Next step was tackling the hair. I saw different retro cartoon hero hairstyles from the 70’s to understand how to make a 3D volume hair work with a flat 2D look. Grooming Koji’s hair was a challenge since no single hair clump group was placed randomly on his head. It had to match his iconic look from every camera angle. I struggled with this for 5 days, until someone on Facebook pointed out his hairstyle to be a “Rock-a-billie” one. This was useful, since someone who lived in that era would have pointed this so accurately, hence I’m sharing this screenshot:
The body was sculpted and retopologized in 5 days. The hair took another 5 days to get it asymmetrically “right” from all camera angles. I used Grease Pencil to align the strokes first, and then placed the 3D mesh strand over it. It was a process of sketching, moving the camera view, aligning the 3D mesh, and clumping it into groups to cover the overall hair shape.
I used Rigify to create the controls for the face, body, and hair.
I transferred the weights from the simple hair shape into the (300+) hair strands modeled by:
- Assigning the basic hair shape with the armature modifier (Ctrl+P: Armature deform, Automatic weights).
- Making all hair strands 1 single mesh. Problem: If you try to CTRL+P to the armature, it will give you errors as there are a lot of intersecting geometry. Solution: Use transfer weights!
- Select all the hair strands, Ctrl+P (Armature deform, only).
- Deselect all. Select basic hair shape first, then SHIFT+click the modeled hair strands, go to WEIGHT PAINT MODE and from the top menu “Weights," select transfer weights.
- A Pop up will appear. Use these settings:

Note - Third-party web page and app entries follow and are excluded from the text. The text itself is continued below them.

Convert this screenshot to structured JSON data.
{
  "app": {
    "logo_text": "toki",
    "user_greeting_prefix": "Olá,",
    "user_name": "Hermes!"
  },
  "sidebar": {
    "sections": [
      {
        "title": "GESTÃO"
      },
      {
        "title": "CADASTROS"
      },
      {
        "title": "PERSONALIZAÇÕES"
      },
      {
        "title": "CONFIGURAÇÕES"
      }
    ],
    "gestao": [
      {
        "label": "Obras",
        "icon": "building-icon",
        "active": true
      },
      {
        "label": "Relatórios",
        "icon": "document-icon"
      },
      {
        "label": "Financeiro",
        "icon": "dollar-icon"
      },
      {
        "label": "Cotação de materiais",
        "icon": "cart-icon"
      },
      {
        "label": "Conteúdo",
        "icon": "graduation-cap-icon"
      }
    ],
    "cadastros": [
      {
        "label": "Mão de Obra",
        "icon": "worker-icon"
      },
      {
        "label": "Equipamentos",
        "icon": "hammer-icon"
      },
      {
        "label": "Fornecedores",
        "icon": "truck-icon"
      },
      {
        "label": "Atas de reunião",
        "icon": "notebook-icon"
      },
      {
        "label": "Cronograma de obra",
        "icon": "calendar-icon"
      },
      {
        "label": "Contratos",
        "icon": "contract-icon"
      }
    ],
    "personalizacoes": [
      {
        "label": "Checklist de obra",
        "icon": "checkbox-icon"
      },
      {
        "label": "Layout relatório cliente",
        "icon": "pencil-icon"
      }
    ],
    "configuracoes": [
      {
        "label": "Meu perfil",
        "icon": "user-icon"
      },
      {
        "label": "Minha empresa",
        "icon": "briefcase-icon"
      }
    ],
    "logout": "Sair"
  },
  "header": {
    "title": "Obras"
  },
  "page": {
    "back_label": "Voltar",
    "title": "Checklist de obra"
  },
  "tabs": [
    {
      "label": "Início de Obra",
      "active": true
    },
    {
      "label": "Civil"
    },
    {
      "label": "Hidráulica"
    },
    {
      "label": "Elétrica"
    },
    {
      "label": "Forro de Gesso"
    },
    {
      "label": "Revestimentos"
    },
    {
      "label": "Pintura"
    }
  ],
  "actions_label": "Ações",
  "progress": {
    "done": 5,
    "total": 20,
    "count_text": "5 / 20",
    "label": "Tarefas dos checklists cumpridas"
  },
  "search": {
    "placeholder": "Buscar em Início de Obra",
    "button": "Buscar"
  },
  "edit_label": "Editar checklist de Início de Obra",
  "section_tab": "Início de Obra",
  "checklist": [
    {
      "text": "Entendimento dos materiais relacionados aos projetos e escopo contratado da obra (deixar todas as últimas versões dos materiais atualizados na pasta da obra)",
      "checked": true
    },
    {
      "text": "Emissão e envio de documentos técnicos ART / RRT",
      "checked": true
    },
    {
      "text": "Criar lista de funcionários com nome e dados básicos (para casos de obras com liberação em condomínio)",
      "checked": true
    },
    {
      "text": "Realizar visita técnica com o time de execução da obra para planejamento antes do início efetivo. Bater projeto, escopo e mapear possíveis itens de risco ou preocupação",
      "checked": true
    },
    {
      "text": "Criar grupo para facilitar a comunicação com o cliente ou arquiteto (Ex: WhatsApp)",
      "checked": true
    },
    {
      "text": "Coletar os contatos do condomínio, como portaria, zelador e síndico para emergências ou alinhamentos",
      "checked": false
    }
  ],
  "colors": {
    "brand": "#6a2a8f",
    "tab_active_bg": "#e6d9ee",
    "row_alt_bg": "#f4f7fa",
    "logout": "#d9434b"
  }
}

With these settings, the original basic hair shape weights were transferred to the hair strand clumps. There was little to adjust after that, but now we can control hair with the bone controls.
I rigged Koji Kabuto’s hair using extra controllers native to Rigify (properties for those bones are assigned in the POSE mode). If you want a deep understanding on every rig control type, I’d recommend checking out “Rig anything with Rigify” from CGDive which can take you from zero to hero in about a week.
Here is my 70’s SIMPLE manga shader:
I wanted to give the model a very old crumpled-newspaper look “in-shader” to make it look even more like a retro 70’s manga, but time was of the essence and I added post-effects using Blender’s compositor.
Using Blender’s real-time compositor, I included the background element to add additional effects like lens distortion, chromatic aberration, and my very own custom “anime cell shading” which you can check out here.
PROBLEM: This screenshot shows how the face receives shadows from the hair which we don't want.
SOLUTION: The face has a separate light vector from the general scene. This was done with Blender’s native nodes. No modding of any sorts. Cascading shadows were adjusted for the scene only (not the light) to 256. I like sharp shadows for anime models.
Below is the final closeup detail of Koji Kabuto’s 2D stylized model from the 3D viewport.
RENDER - 70’s Manga Shader
The project is available on my Patreon so you may study the setup, light, controls, and shaders. You can watch the complete 2 weeks of work summarized in two minutes in the following video:
If you have further questions, please comment in the text box below, or reach me through my socials. I’d be really happy to know this story inspired you to create your own anime character in Blender.
Pierre Schiller is a 3D animator and VFX compositor. He has participated in international product development for TV advertising, educational video games, AI exploration, and he assists other artists by training them in Blender.